Fingeret and her colleagues obtained data from 280 patients, finding that 75 percent had concerns or embarrassment about bodily changes. Participants completed two standard tests—the Body Image Scale and the Functional Assessment of Cancer Therapy Scale—along with a survey designed to evaluate body-image issues, satisfaction with care related to those issues, and interest in receiving psychosocial support for them.

“Part of the process [of recovering] involves telling yourself it’s OK to be bothered by appearance changes,” says Fingeret. “A lot of patients get down on themselves. They say, ‘I should just be happy I’m alive.’ ” She suggests that patients who are struggling with these issues talk to loved ones and then to health care providers about their concerns, slowly begin to do activities they’ve been avoiding, and participate in small social gatherings while building up to larger ones.

According to Fingeret, many patients “are concerned everyone’s looking at them or perceiving them in a certain way. I tell them they don’t know what other people are thinking.”

Ebert, who continues to make public appearances and to write reviews for the Chicago Sun-Times, has some personal insights. Cancer Today asked him some questions via email, and he responded in kind.

Q: What made you continue with the surgeries and what were your reactions when they failed?
A: There was a theory that my voice and appearance could be saved and I could appear on the television show again. I now believe that was a futile hope. My entire focus should have been on removing the cancer and prolonging my life. Today, I cannot eat, drink or speak, but that causes no actual pain. My most painful handicap is back and shoulder pain, caused by three attempts to transplant bone and tissue in facial reconstruction. I now walk uncertainly and fear falling.
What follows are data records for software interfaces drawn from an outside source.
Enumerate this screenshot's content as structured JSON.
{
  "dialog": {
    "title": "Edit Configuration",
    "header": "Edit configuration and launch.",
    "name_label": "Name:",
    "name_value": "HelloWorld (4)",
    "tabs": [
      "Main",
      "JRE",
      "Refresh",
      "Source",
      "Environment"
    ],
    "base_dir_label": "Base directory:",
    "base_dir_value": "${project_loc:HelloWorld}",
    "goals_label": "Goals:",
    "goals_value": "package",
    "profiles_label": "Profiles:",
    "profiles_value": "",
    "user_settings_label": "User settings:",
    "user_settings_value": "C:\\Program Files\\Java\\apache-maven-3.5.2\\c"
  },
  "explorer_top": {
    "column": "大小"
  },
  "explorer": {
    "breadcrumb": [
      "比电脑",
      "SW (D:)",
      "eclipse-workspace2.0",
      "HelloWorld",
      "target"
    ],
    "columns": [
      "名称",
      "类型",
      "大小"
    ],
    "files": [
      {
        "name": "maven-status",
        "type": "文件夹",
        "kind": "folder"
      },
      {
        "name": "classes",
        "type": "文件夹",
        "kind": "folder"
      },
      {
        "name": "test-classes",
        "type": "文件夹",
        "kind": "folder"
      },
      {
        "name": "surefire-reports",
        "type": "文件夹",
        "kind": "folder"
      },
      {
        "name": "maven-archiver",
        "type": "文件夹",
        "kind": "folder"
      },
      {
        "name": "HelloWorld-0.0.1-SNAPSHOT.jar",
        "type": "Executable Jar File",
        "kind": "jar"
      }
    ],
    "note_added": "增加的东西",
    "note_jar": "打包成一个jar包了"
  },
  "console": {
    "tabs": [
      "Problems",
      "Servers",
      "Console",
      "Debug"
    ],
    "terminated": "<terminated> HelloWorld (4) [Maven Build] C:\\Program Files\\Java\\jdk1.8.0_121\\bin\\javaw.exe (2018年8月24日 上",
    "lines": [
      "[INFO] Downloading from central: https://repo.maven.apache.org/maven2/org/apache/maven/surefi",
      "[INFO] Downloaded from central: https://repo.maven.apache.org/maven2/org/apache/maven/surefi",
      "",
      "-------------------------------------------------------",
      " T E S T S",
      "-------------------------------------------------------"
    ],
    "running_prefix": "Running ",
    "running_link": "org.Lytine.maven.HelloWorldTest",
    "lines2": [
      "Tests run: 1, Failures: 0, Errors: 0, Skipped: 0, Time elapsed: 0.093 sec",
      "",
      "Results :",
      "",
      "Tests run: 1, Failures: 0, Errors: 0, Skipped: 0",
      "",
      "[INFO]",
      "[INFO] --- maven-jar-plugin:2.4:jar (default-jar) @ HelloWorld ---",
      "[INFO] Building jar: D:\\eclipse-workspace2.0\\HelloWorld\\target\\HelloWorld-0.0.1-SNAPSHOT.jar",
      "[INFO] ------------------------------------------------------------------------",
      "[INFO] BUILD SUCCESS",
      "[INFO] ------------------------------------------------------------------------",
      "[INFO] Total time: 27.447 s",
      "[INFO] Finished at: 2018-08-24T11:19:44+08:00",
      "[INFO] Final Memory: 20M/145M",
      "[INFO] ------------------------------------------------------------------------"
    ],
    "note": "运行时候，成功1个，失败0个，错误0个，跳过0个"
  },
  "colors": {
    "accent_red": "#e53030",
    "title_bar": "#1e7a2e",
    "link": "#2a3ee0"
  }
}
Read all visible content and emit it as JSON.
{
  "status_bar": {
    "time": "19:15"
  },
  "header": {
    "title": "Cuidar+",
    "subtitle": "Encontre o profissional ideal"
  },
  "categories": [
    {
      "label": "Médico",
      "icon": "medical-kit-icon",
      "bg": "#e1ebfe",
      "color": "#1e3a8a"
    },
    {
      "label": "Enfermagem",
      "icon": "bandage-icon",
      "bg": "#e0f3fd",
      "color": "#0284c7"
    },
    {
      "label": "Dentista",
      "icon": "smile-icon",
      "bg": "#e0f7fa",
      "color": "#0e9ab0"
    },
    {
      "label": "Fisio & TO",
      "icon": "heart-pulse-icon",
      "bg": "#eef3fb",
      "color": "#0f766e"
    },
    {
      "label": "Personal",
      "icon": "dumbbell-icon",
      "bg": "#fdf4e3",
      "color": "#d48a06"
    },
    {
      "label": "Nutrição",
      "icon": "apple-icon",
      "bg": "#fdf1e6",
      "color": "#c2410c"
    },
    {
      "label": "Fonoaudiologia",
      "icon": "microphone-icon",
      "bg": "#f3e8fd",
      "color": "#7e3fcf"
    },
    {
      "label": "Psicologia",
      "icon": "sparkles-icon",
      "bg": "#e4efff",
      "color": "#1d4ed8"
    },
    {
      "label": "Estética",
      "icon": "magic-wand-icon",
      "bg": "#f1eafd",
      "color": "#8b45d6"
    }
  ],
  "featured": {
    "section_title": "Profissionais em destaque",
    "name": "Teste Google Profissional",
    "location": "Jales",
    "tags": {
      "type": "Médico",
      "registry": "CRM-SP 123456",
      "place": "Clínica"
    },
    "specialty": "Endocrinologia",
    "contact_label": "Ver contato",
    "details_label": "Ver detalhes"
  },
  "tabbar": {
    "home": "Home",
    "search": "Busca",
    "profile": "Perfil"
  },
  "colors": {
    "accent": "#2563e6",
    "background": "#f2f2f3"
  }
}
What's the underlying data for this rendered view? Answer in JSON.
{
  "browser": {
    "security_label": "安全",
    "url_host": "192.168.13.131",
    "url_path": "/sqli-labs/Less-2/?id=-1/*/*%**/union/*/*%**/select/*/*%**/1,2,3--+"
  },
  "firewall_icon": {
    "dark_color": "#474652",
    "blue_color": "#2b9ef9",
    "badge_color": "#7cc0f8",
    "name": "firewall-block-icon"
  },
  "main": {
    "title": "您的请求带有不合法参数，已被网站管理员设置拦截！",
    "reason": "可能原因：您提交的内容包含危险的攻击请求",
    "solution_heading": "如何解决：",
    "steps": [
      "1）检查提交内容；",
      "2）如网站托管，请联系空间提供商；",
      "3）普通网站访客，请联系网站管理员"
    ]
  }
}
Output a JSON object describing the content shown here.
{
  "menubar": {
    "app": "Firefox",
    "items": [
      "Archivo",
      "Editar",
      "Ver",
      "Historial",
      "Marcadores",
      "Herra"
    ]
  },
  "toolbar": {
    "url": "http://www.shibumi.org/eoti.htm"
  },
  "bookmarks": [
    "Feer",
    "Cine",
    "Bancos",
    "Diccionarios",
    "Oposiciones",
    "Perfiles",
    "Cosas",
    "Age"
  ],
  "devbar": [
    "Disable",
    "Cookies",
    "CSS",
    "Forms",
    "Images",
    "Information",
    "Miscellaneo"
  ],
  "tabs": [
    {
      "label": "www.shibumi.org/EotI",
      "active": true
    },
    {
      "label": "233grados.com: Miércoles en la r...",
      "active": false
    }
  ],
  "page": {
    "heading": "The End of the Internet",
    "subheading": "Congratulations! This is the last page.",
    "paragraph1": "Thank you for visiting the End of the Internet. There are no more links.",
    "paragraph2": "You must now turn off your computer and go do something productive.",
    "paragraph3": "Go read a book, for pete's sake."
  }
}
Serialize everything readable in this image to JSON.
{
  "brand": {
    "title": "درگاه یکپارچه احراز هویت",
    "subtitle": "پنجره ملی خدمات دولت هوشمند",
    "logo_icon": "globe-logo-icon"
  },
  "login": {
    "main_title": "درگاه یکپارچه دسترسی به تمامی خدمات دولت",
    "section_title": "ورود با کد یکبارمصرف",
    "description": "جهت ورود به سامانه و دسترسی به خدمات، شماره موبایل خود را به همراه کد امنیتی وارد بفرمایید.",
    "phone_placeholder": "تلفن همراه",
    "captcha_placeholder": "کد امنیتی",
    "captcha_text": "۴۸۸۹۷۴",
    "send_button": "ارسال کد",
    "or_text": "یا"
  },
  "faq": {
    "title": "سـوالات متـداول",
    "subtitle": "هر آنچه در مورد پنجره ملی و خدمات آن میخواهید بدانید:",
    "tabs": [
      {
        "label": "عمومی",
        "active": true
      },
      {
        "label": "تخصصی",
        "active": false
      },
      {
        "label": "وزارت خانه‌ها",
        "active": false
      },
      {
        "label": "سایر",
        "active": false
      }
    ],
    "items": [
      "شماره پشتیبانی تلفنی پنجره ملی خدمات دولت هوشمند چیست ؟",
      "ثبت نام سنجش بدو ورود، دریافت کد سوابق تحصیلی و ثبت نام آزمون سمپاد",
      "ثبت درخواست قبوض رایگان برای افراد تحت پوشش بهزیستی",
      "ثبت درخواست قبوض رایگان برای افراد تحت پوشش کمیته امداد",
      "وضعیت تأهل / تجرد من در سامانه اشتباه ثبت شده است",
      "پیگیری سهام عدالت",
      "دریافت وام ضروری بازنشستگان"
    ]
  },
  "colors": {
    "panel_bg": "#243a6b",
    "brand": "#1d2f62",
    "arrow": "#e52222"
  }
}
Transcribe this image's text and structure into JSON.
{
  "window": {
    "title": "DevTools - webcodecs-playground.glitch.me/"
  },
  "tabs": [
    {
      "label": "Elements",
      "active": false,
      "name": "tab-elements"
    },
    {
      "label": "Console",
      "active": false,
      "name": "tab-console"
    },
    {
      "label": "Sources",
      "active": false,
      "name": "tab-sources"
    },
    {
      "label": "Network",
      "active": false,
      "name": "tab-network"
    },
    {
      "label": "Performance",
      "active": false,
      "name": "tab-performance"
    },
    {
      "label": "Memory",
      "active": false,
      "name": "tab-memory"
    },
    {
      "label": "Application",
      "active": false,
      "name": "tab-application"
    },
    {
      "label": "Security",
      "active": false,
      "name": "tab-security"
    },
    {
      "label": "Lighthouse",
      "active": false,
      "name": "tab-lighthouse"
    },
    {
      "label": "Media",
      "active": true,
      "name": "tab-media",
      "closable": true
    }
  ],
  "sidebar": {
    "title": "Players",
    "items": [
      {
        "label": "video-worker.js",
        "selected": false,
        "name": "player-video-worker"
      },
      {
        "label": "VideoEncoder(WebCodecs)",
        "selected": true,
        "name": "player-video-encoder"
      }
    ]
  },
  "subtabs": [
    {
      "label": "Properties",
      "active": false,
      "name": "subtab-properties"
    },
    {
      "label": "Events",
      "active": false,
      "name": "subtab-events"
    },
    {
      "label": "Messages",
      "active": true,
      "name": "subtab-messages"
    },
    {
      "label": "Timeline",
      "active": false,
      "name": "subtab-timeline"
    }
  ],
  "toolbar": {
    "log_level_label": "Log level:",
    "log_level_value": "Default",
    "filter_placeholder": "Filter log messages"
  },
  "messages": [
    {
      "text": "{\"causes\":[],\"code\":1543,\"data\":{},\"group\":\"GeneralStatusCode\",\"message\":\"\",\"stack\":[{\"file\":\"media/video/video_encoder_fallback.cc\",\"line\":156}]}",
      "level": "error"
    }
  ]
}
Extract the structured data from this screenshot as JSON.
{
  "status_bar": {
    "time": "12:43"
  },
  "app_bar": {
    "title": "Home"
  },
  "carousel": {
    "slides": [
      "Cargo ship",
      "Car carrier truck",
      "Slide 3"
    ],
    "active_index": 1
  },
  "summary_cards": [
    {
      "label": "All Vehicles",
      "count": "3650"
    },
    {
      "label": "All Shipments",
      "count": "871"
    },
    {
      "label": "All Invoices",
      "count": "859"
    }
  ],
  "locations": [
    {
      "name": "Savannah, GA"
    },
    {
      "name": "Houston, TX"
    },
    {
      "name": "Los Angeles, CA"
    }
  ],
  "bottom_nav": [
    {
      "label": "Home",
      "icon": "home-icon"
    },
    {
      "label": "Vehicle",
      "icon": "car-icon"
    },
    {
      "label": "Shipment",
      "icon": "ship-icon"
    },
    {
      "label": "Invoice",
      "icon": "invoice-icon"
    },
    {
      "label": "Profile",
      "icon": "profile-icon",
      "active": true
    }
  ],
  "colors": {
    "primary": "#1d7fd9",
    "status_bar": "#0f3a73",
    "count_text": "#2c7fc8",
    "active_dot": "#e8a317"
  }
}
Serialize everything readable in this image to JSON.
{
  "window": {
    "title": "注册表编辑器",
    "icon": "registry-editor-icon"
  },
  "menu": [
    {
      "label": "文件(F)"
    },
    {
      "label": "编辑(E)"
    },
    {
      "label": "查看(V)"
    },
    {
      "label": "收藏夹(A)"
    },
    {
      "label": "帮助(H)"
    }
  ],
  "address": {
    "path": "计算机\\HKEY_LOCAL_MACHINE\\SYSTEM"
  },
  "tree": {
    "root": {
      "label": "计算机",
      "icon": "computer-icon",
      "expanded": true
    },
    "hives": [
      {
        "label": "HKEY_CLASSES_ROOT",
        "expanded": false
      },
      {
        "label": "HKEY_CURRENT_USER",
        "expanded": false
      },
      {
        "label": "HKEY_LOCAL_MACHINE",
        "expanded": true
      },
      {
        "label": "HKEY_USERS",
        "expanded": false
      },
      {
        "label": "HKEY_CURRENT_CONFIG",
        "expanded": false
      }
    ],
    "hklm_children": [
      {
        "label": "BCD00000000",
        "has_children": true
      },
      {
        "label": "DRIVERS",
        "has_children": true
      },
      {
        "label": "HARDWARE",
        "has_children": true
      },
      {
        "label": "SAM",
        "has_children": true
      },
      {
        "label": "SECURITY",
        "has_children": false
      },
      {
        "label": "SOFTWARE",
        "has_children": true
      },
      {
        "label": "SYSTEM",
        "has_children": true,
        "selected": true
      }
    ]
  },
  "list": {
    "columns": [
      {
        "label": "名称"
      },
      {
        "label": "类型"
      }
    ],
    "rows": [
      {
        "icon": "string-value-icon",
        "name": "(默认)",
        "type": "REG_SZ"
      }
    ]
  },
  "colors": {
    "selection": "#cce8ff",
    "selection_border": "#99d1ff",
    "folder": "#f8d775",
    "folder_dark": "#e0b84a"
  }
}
Q: What made you decide against a fourth surgery?
A: When it doesn’t work three times, what are you still trying to prove? Acceptance is a wise course to take.

Q: How did you and your wife come to the decision to put your photo out there? Were you worried what people would say? And how did you feel when you saw it? In a similar vein, what went into your decision to let Esquire take your photo, and how did you feel when you saw it?
A: I was looking forward to attending my annual film festival at the University of Illinois. I was advised not to go, because paparazzi would circulate photos of my damaged face. Chaz and I decided, to hell with it, this is how I look. So I posed for photos for my paper, the Chicago Sun-Times, and wrote a story headlined, “This is the face of illness,” in which I said we spend too much effort trying to hide and deny physical realities. I paraphrased a line from the movie Raging Bull—“I ain’t a pretty boy no more.” The full-page in Esquire shocked some people, but it was real, and the article was truthful. It was a good decision to be honest and open with Chris Jones, the writer.

Q: You write in your book that a face transplant would be “an act of disloyalty to my own face.” Could you explain what you meant by that?
A: I’ve been living in and looking out of this face for 69 years. I can’t abandon it now. But I’m familiar with cases in which a face transplant is completely appropriate. It’s a personal matter.

Q: How do you feel about your looks now?
A: I don’t spend a lot of time thinking about them. My chin is a mess, but I’m alive and healthy.

Q: There must be so many people who are embarrassed to show themselves after disfiguring surgery. Do you have any advice for them?
A: How I look is my problem. I can’t be bothered with people who make it their problem. Out in public, I sense most people simply think I’ve had cancer or an accident or something, and don’t obsess about it.